EXERCISE OBJECTIVE
Give back each line of the data exactly as it reads, minus the pictures.

(Data about app and page elements)
+===+

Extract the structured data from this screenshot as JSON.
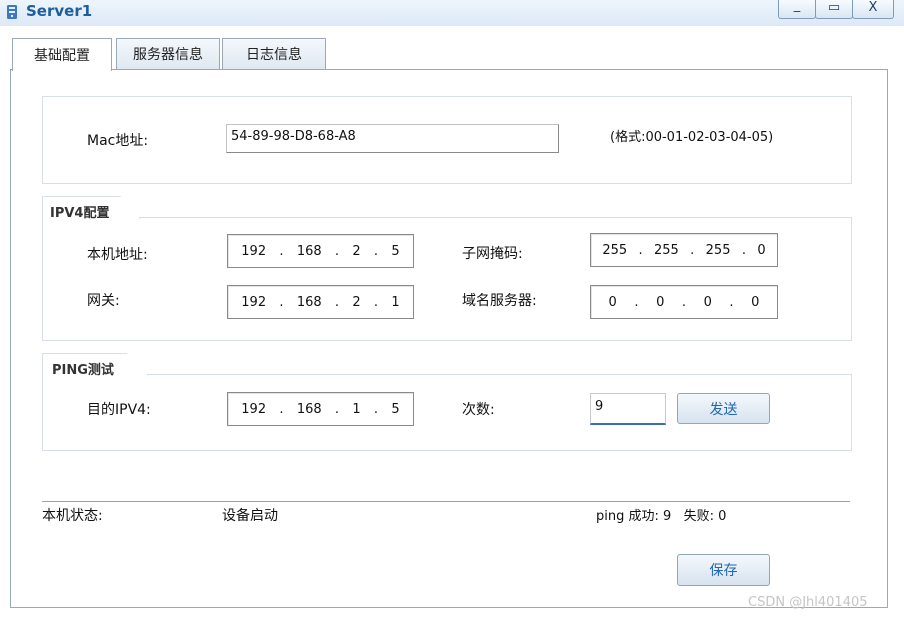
{
  "window": {
    "title": "Server1",
    "minimize": "_",
    "maximize": "▭",
    "close": "X"
  },
  "tabs": [
    {
      "label": "基础配置"
    },
    {
      "label": "服务器信息"
    },
    {
      "label": "日志信息"
    }
  ],
  "mac": {
    "label": "Mac地址:",
    "value": "54-89-98-D8-68-A8",
    "hint": "(格式:00-01-02-03-04-05)"
  },
  "ipv4": {
    "title": "IPV4配置",
    "local_label": "本机地址:",
    "local": [
      "192",
      "168",
      "2",
      "5"
    ],
    "mask_label": "子网掩码:",
    "mask": [
      "255",
      "255",
      "255",
      "0"
    ],
    "gateway_label": "网关:",
    "gateway": [
      "192",
      "168",
      "2",
      "1"
    ],
    "dns_label": "域名服务器:",
    "dns": [
      "0",
      "0",
      "0",
      "0"
    ]
  },
  "ping": {
    "title": "PING测试",
    "target_label": "目的IPV4:",
    "target": [
      "192",
      "168",
      "1",
      "5"
    ],
    "count_label": "次数:",
    "count": "9",
    "send": "发送"
  },
  "status": {
    "label": "本机状态:",
    "value": "设备启动",
    "ping_result": "ping 成功: 9   失败: 0"
  },
  "save": "保存",
  "watermark": "CSDN @Jhl401405"
}
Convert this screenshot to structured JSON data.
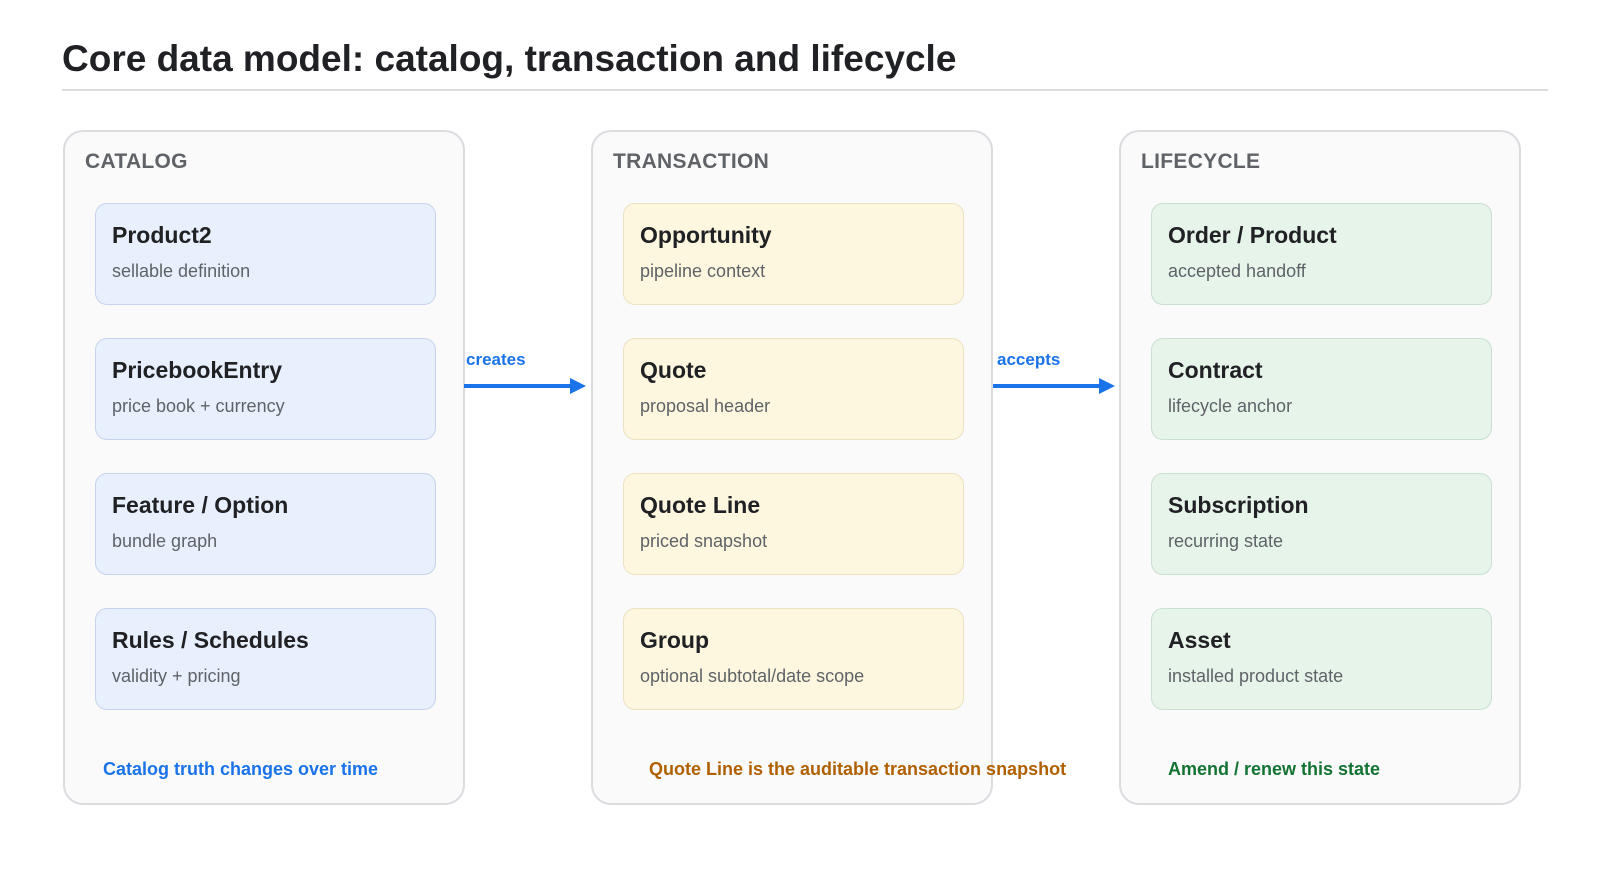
{
  "title": "Core data model: catalog, transaction and lifecycle",
  "colors": {
    "catalog_accent": "#1a73e8",
    "transaction_accent": "#b06000",
    "lifecycle_accent": "#137333",
    "arrow": "#1a73e8"
  },
  "panels": [
    {
      "header": "CATALOG",
      "cards": [
        {
          "title": "Product2",
          "subtitle": "sellable definition"
        },
        {
          "title": "PricebookEntry",
          "subtitle": "price book + currency"
        },
        {
          "title": "Feature / Option",
          "subtitle": "bundle graph"
        },
        {
          "title": "Rules / Schedules",
          "subtitle": "validity + pricing"
        }
      ],
      "footnote": "Catalog truth changes over time"
    },
    {
      "header": "TRANSACTION",
      "cards": [
        {
          "title": "Opportunity",
          "subtitle": "pipeline context"
        },
        {
          "title": "Quote",
          "subtitle": "proposal header"
        },
        {
          "title": "Quote Line",
          "subtitle": "priced snapshot"
        },
        {
          "title": "Group",
          "subtitle": "optional subtotal/date scope"
        }
      ],
      "footnote": "Quote Line is the auditable transaction snapshot"
    },
    {
      "header": "LIFECYCLE",
      "cards": [
        {
          "title": "Order / Product",
          "subtitle": "accepted handoff"
        },
        {
          "title": "Contract",
          "subtitle": "lifecycle anchor"
        },
        {
          "title": "Subscription",
          "subtitle": "recurring state"
        },
        {
          "title": "Asset",
          "subtitle": "installed product state"
        }
      ],
      "footnote": "Amend / renew this state"
    }
  ],
  "connectors": [
    {
      "label": "creates"
    },
    {
      "label": "accepts"
    }
  ]
}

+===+

TASK ANSWER
Extract the structured data from this screenshot as JSON.
{
  "window": {
    "title": "Server1",
    "minimize": "_",
    "maximize": "▭",
    "close": "X"
  },
  "tabs": [
    {
      "label": "基础配置"
    },
    {
      "label": "服务器信息"
    },
    {
      "label": "日志信息"
    }
  ],
  "mac": {
    "label": "Mac地址:",
    "value": "54-89-98-D8-68-A8",
    "hint": "(格式:00-01-02-03-04-05)"
  },
  "ipv4": {
    "title": "IPV4配置",
    "local_label": "本机地址:",
    "local": [
      "192",
      "168",
      "2",
      "5"
    ],
    "mask_label": "子网掩码:",
    "mask": [
      "255",
      "255",
      "255",
      "0"
    ],
    "gateway_label": "网关:",
    "gateway": [
      "192",
      "168",
      "2",
      "1"
    ],
    "dns_label": "域名服务器:",
    "dns": [
      "0",
      "0",
      "0",
      "0"
    ]
  },
  "ping": {
    "title": "PING测试",
    "target_label": "目的IPV4:",
    "target": [
      "192",
      "168",
      "1",
      "5"
    ],
    "count_label": "次数:",
    "count": "9",
    "send": "发送"
  },
  "status": {
    "label": "本机状态:",
    "value": "设备启动",
    "ping_result": "ping 成功: 9   失败: 0"
  },
  "save": "保存",
  "watermark": "CSDN @Jhl401405"
}
Convert this screenshot to structured JSON data.
{
  "title": "Core data model: catalog, transaction and lifecycle",
  "colors": {
    "catalog_accent": "#1a73e8",
    "transaction_accent": "#b06000",
    "lifecycle_accent": "#137333",
    "arrow": "#1a73e8"
  },
  "panels": [
    {
      "header": "CATALOG",
      "cards": [
        {
          "title": "Product2",
          "subtitle": "sellable definition"
        },
        {
          "title": "PricebookEntry",
          "subtitle": "price book + currency"
        },
        {
          "title": "Feature / Option",
          "subtitle": "bundle graph"
        },
        {
          "title": "Rules / Schedules",
          "subtitle": "validity + pricing"
        }
      ],
      "footnote": "Catalog truth changes over time"
    },
    {
      "header": "TRANSACTION",
      "cards": [
        {
          "title": "Opportunity",
          "subtitle": "pipeline context"
        },
        {
          "title": "Quote",
          "subtitle": "proposal header"
        },
        {
          "title": "Quote Line",
          "subtitle": "priced snapshot"
        },
        {
          "title": "Group",
          "subtitle": "optional subtotal/date scope"
        }
      ],
      "footnote": "Quote Line is the auditable transaction snapshot"
    },
    {
      "header": "LIFECYCLE",
      "cards": [
        {
          "title": "Order / Product",
          "subtitle": "accepted handoff"
        },
        {
          "title": "Contract",
          "subtitle": "lifecycle anchor"
        },
        {
          "title": "Subscription",
          "subtitle": "recurring state"
        },
        {
          "title": "Asset",
          "subtitle": "installed product state"
        }
      ],
      "footnote": "Amend / renew this state"
    }
  ],
  "connectors": [
    {
      "label": "creates"
    },
    {
      "label": "accepts"
    }
  ]
}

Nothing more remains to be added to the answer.